On a beautiful summer evening, 2-year-old Kimberly raced up the steps of her favorite playground near her home in Denver carrying her beloved stuffed animal, a dog named Pinky.
The energetic little girl with dark hair and a sparkle in her eyes giggled as she glided down the slide, over and over again. “More!” she gleefully yelled to her mom, Rulene, and dad, Luke.
You would never know it looking at the spunky toddler today, but Kimberly was born at Children’s Hospital Colorado with her intestines outside of her body.
A scary diagnosis
Several months into Rulene’s pregnancy with her first child, a blood test and ultrasound revealed that something was wrong.
Her baby girl’s intestines were poking through a hole in the baby’s abdomen, a serious birth defect known as gastroschisis that affects about one in 2,000 babies born in the United States.
Because of these complications, Rulene’s doctor recommended she transfer her care to the Colorado Institute for Maternal and Fetal Health, based at Children’s Colorado.
“I was scared, because I hadn’t heard of gastrochisis before, and when I did more research, it made me even more afraid,” said Rulene. But the doctors at Children’s Colorado allayed her fears during her frequent appointments.
“Going to each ultrasound, my doctors made me feel more positive and reassured me,” she added.
Christmas eve delivery

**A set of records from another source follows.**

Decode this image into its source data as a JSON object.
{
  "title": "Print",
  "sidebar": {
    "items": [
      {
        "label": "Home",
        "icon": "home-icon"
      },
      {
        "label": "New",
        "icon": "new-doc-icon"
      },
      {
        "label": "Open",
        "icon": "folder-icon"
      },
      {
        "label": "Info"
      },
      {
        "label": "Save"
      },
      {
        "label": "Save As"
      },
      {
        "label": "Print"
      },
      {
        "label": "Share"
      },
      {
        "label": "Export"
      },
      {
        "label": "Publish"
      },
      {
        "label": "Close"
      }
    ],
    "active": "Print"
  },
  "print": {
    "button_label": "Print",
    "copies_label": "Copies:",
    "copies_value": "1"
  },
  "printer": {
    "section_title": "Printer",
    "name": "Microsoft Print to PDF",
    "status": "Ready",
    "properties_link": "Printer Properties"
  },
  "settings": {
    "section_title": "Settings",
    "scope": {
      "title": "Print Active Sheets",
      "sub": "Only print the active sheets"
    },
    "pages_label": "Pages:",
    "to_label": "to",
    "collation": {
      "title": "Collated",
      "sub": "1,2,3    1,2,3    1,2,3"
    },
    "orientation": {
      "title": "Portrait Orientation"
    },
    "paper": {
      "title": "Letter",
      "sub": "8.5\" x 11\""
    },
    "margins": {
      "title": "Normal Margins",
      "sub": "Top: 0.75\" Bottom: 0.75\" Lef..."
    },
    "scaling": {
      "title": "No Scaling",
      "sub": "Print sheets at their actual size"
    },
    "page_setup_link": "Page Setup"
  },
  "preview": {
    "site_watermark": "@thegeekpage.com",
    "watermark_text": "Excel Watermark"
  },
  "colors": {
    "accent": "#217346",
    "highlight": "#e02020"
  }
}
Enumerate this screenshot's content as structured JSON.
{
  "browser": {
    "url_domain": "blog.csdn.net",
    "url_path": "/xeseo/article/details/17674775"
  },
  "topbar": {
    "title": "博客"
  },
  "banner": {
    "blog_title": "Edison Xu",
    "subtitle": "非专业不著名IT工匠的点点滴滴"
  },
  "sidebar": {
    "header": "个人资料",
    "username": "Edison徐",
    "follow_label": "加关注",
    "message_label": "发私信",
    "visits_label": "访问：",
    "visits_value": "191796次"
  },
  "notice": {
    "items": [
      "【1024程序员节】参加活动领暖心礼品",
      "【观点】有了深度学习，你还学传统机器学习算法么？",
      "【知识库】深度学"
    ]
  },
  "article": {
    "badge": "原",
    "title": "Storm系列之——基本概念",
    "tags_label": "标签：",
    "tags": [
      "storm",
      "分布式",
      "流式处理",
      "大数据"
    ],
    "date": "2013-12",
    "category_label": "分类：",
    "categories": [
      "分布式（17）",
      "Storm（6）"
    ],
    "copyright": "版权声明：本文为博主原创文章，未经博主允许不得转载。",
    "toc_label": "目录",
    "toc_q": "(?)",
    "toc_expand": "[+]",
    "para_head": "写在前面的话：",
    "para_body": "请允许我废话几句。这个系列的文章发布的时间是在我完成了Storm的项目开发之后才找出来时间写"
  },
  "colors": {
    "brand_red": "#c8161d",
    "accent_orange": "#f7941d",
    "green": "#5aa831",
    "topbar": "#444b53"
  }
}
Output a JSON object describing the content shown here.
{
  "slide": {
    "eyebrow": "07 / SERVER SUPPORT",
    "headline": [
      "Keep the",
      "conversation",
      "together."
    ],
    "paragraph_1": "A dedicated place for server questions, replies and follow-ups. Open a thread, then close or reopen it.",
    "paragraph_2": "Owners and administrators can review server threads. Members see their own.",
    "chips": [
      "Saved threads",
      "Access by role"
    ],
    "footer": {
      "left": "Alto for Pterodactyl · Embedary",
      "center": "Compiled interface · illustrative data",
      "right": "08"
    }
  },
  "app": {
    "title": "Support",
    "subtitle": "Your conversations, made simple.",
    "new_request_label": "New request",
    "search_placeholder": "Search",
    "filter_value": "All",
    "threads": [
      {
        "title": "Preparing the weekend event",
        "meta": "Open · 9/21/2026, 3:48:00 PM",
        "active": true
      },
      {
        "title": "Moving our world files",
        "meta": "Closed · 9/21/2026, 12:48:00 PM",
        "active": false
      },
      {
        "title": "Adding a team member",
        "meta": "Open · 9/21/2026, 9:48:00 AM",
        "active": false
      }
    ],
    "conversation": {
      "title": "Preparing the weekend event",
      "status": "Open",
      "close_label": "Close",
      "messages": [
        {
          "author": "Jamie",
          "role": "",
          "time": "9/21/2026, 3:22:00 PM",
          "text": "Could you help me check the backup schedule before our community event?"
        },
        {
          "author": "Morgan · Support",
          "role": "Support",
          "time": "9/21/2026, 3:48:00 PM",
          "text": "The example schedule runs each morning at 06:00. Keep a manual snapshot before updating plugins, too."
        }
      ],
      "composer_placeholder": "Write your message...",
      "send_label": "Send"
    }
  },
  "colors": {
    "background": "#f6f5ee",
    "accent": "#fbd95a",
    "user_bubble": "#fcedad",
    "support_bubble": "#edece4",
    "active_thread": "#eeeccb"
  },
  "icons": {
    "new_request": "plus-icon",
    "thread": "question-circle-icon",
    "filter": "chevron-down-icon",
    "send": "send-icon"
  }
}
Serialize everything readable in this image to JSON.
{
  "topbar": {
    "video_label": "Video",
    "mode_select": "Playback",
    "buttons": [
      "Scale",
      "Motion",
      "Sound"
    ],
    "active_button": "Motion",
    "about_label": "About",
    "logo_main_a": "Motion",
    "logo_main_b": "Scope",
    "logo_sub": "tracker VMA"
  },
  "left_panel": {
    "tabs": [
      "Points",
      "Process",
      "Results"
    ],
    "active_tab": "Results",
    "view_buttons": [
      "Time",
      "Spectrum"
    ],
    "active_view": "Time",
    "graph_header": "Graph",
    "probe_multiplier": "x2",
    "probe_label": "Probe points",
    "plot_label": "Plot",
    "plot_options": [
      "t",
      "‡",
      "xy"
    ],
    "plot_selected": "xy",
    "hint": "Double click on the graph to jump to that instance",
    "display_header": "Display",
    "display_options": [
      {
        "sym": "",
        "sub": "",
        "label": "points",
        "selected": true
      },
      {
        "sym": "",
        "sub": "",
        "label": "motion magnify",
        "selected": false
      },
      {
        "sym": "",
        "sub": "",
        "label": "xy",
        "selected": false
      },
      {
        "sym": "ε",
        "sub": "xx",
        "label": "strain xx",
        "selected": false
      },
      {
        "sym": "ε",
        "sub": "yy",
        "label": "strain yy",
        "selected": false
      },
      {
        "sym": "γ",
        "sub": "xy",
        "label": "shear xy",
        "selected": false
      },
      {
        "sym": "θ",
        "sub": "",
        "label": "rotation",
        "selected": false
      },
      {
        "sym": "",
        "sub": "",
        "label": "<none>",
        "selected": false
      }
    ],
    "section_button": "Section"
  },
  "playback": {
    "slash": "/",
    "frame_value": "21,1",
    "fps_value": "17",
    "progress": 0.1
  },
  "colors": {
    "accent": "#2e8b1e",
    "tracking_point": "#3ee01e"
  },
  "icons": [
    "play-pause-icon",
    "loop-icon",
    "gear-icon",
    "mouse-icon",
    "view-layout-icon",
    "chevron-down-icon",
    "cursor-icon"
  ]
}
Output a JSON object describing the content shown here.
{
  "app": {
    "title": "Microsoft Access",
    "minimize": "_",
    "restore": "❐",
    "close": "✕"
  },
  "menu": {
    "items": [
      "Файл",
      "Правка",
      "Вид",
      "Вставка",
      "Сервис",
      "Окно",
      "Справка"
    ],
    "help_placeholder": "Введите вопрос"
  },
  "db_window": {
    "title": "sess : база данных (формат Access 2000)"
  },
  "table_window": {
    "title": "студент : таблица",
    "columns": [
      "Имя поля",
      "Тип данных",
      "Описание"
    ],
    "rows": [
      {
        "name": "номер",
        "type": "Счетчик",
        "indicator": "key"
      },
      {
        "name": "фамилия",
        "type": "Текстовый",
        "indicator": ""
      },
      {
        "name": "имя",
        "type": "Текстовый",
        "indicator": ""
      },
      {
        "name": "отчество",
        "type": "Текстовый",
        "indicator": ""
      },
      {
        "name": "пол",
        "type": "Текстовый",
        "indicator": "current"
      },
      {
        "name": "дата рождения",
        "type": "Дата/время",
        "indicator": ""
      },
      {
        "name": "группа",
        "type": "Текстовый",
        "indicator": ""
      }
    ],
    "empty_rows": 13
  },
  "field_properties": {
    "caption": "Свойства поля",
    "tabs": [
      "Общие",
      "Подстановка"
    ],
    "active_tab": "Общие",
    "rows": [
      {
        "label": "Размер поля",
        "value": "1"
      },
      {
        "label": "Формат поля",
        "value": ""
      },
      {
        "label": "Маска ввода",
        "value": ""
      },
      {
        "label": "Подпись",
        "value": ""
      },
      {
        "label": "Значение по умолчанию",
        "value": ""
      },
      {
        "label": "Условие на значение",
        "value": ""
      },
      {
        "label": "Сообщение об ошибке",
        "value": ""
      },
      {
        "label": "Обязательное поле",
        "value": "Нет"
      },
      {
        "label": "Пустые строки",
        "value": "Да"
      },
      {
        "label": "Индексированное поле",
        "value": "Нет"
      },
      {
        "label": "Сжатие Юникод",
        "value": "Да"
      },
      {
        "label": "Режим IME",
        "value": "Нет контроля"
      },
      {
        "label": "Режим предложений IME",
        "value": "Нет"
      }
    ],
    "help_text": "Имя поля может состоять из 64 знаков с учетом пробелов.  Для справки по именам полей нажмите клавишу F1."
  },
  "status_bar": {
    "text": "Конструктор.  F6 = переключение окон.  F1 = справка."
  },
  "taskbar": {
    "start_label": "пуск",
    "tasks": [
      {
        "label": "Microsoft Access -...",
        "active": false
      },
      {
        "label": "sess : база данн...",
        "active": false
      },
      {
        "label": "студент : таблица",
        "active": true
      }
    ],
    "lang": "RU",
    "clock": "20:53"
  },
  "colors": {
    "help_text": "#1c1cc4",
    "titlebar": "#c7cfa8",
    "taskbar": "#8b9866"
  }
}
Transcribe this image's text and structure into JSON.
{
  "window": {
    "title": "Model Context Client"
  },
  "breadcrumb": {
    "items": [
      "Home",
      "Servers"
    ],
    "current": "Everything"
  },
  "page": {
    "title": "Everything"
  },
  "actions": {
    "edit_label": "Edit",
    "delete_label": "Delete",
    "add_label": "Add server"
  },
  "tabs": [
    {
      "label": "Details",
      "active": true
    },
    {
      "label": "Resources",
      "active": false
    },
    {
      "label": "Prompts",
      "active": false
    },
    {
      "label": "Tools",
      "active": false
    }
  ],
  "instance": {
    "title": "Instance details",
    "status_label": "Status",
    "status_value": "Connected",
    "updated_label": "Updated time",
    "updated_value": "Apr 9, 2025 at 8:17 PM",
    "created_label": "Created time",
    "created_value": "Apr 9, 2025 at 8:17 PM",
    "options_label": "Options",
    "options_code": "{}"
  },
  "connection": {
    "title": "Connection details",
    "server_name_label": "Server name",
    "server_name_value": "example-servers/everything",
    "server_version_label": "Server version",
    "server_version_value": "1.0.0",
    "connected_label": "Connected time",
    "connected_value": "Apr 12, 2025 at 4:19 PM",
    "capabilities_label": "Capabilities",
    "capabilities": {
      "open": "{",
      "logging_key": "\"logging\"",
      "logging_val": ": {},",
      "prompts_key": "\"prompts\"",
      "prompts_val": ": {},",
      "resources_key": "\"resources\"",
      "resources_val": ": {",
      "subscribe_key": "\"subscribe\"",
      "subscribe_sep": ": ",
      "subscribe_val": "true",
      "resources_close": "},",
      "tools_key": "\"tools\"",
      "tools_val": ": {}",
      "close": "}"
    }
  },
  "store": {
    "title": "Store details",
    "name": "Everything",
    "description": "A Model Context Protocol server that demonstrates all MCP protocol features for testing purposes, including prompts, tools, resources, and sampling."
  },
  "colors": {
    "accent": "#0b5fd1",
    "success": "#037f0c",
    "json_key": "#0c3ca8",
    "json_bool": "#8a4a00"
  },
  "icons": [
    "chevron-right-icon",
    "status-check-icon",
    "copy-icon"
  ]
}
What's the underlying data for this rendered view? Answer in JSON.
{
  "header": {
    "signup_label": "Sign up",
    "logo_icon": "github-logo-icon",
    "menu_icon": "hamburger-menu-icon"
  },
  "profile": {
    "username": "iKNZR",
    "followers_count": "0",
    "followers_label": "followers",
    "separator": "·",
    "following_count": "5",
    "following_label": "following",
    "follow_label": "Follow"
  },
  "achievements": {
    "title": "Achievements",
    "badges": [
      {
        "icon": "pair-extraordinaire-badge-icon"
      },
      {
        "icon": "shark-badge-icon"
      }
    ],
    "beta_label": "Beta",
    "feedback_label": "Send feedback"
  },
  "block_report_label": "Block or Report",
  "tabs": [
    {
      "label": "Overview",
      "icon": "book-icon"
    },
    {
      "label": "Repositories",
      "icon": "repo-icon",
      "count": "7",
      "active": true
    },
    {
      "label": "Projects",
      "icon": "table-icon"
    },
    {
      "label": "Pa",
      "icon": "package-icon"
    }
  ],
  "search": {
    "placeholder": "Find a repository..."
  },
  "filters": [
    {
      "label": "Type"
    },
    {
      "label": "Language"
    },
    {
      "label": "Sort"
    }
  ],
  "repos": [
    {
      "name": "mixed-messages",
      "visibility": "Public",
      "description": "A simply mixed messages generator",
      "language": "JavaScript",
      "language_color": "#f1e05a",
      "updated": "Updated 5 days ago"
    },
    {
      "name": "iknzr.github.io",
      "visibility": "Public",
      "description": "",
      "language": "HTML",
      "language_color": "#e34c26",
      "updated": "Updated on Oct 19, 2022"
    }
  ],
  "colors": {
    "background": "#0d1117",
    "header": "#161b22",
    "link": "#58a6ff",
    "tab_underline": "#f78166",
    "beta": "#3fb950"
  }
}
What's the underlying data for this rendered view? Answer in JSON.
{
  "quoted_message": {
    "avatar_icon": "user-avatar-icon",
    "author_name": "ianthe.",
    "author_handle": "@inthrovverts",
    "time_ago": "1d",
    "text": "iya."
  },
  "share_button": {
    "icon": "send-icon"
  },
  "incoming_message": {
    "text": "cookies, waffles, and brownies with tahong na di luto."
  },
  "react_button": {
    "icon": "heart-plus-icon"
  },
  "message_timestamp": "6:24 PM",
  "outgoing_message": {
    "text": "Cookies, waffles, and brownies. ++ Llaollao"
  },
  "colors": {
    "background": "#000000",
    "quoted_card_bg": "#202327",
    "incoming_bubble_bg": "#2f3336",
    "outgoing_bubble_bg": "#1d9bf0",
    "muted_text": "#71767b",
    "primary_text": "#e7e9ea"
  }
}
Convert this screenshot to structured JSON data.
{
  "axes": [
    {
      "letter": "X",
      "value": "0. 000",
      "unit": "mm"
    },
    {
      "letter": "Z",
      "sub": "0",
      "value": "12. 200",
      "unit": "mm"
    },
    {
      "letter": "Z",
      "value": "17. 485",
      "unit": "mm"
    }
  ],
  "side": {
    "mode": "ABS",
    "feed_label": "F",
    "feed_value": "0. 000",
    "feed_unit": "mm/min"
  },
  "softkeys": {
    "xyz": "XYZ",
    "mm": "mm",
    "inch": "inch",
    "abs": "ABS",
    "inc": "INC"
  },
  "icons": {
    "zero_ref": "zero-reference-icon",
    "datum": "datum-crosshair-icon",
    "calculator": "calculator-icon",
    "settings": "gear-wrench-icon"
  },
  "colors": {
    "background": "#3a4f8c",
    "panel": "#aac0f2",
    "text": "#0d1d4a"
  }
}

As Rulene’s delivery date approached, her team of caregivers at Children’s Colorado had a meeting with everyone involved in her care, so they were prepared for her daughter’s birth and could answer all of Rulene’s questions.
On Christmas Eve, doctors induced Rulene, and little Kimberly made her appearance into the world. When doctors saw that she only had a small portion of her intestines outside of her body, they opted not to perform surgery, but instead, gently reinserted her intestines back into her stomach and used her umbilical cord and a bandage to cover the area.
Kimberly spent nearly two months in the NICU to allow her digestive system to heal before she could go home.
Rulene said that the hardest part of having Kimberly in the NICU was that her daughter had several tubes that ran from her nose to her stomach for more than a month. The tubes were clearly uncomfortable and made Kimberly cry a lot. “We had to calm her down with a pacifier or sugar water,” said Rulene, “but the nurses were so helpful.”
Kimberly’s bright spirit and positive energy kept Rulene going, along with the support of the doctors, nurses and caregivers that surrounded her.
“We were very thankful to have the experts at Children’s Colorado who knew exactly how to treat these problems in babies,” said Rulene. “In the hospital, there was someone always coming by to talk to me, to help with anything. We were very blessed.”